Cristina Fernandez de Kirchner has been sworn in as president of Argentina, six weeks after her convincing win in October's election.
Cristina Kirchner takes over from her husband, Nestor
She took over the presidential sash from the outgoing president - her husband, Nestor Kirchner.
Mrs Kirchner becomes Argentina's first elected female head of state.
Several countries sent women to represent them at the inauguration, which correspondents said was a very feminine affair.
Many regional leaders were also at the ceremony.
Mrs Kirchner took over officially as president form her husband, amid chants of "Viva Cristina" from the gallery.
Although both Mr and Mrs Kirchner have repeatedly stressed that she alone will take decisions, the new president said her predecessor will not disappear from the political scene.
"For me and for all Argentines, he will also continue being president," she said.
For the first time ever, Latin America will have two women presidents at the same time, with Mrs Kirchner following the lead of Michelle Bachelet in Chile.
To reflect this rise of women in what has traditionally been a male-dominated region, several countries sent women to represent them at the inauguration ceremony in the Argentine capital, Buenos Aires.
Among them were the US Labour Secretary, Elaine Chao, Mexican Foreign Minister Patricia Espinosa Cantellano and the Governor General of Canada, Michaelle Jean.
The irony is that political analysts in Argentina say that the new president prefers working with men.
This inauguration was very different from that of her husband, Nestor, in 2003, says the BBC's Daniel Schweimler in Buenos Aires.
Argentina was then emerging from an economic and social crisis - the future looked bleak.
But while many problems remain, the country has seen year-on-year economic growth and relative stability.

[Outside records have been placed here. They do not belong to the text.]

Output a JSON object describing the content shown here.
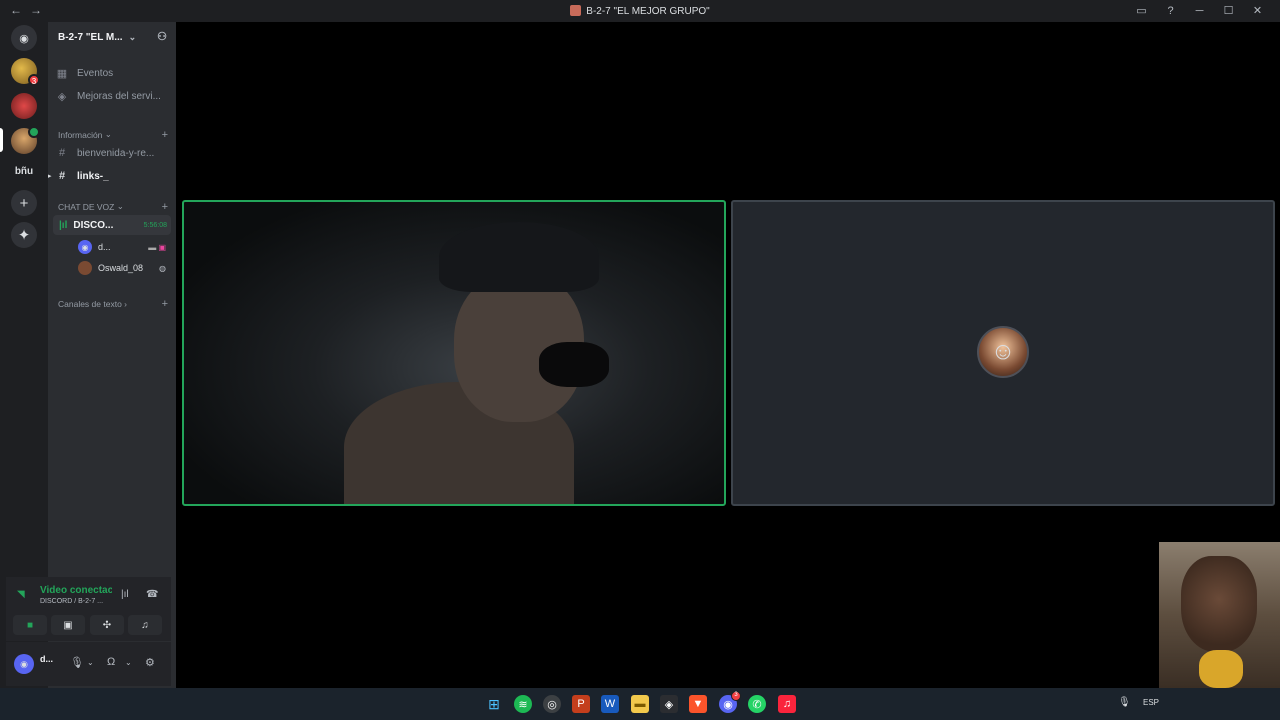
{
  "window": {
    "title": "B-2-7 \"EL MEJOR GRUPO\""
  },
  "servers": {
    "s1_badge": "3",
    "text_server": "bñu"
  },
  "server": {
    "name": "B-2-7 \"EL M..."
  },
  "channels": {
    "events": "Eventos",
    "boosts": "Mejoras del servi...",
    "cat_info": "Información",
    "ch_welcome": "bienvenida-y-re...",
    "ch_links": "links-_",
    "cat_voice": "CHAT DE VOZ",
    "voice_channel": "DISCO...",
    "voice_time": "5:56:08",
    "members": [
      {
        "name": "d..."
      },
      {
        "name": "Oswald_08"
      }
    ],
    "cat_text": "Canales de texto"
  },
  "voice_panel": {
    "status": "Video conectac",
    "subtitle": "DISCORD / B-2-7 ..."
  },
  "user_panel": {
    "name": "d..."
  },
  "taskbar": {
    "lang": "ESP",
    "discord_badge": "3"
  }
}
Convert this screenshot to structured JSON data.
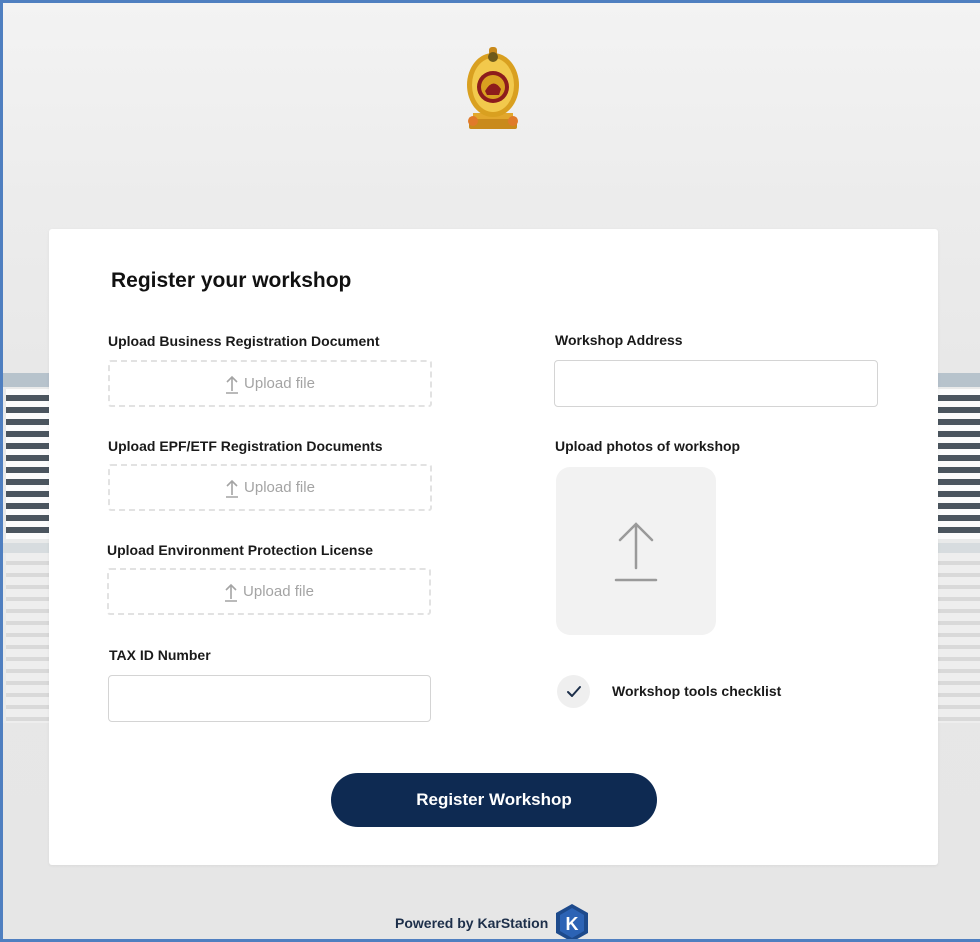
{
  "form": {
    "title": "Register your workshop",
    "business_registration": {
      "label": "Upload Business Registration Document",
      "upload_text": "Upload file"
    },
    "epf_etf": {
      "label": "Upload EPF/ETF Registration Documents",
      "upload_text": "Upload file"
    },
    "environment_license": {
      "label": "Upload Environment Protection License",
      "upload_text": "Upload file"
    },
    "tax_id": {
      "label": "TAX ID Number",
      "value": "",
      "placeholder": ""
    },
    "workshop_address": {
      "label": "Workshop Address",
      "value": "",
      "placeholder": ""
    },
    "workshop_photos": {
      "label": "Upload photos of workshop",
      "icon": "upload-arrow-icon"
    },
    "tools_checklist": {
      "label": "Workshop tools checklist",
      "icon": "checkmark-icon",
      "checked": true
    },
    "submit_label": "Register Workshop"
  },
  "footer": {
    "powered_by": "Powered by KarStation",
    "logo_letter": "K"
  },
  "colors": {
    "primary": "#0e2a52",
    "frame_border": "#4f7fc0",
    "placeholder_gray": "#a4a4a4"
  }
}
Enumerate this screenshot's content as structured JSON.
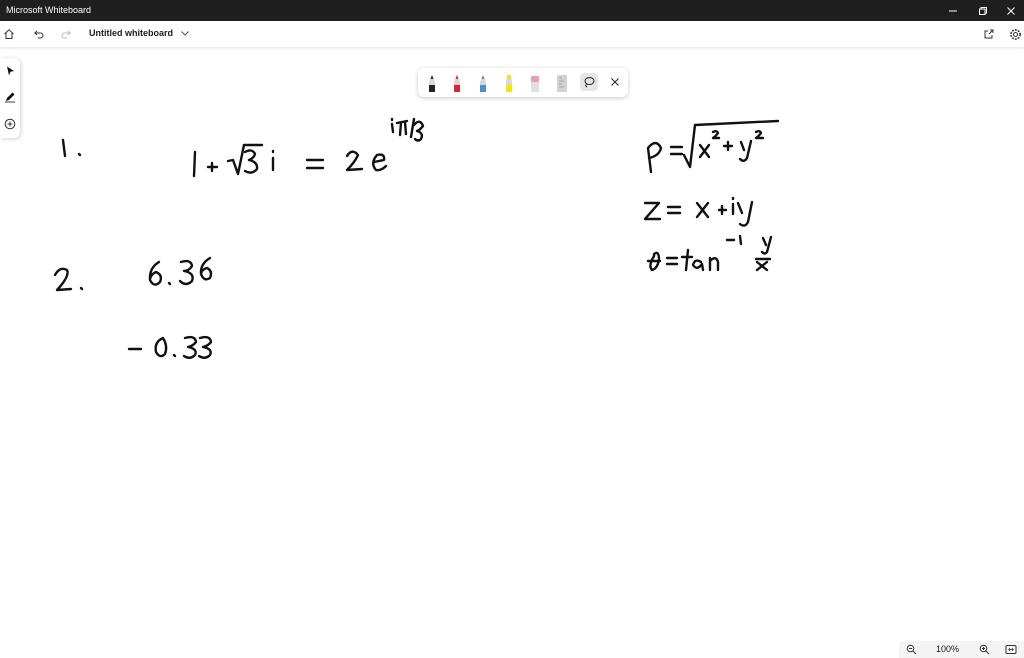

Mrs Kirchner still has to deal with high unemployment and rising crime, but she takes over Argentina's top job with a huge mandate and many friends in the region, our correspondent says.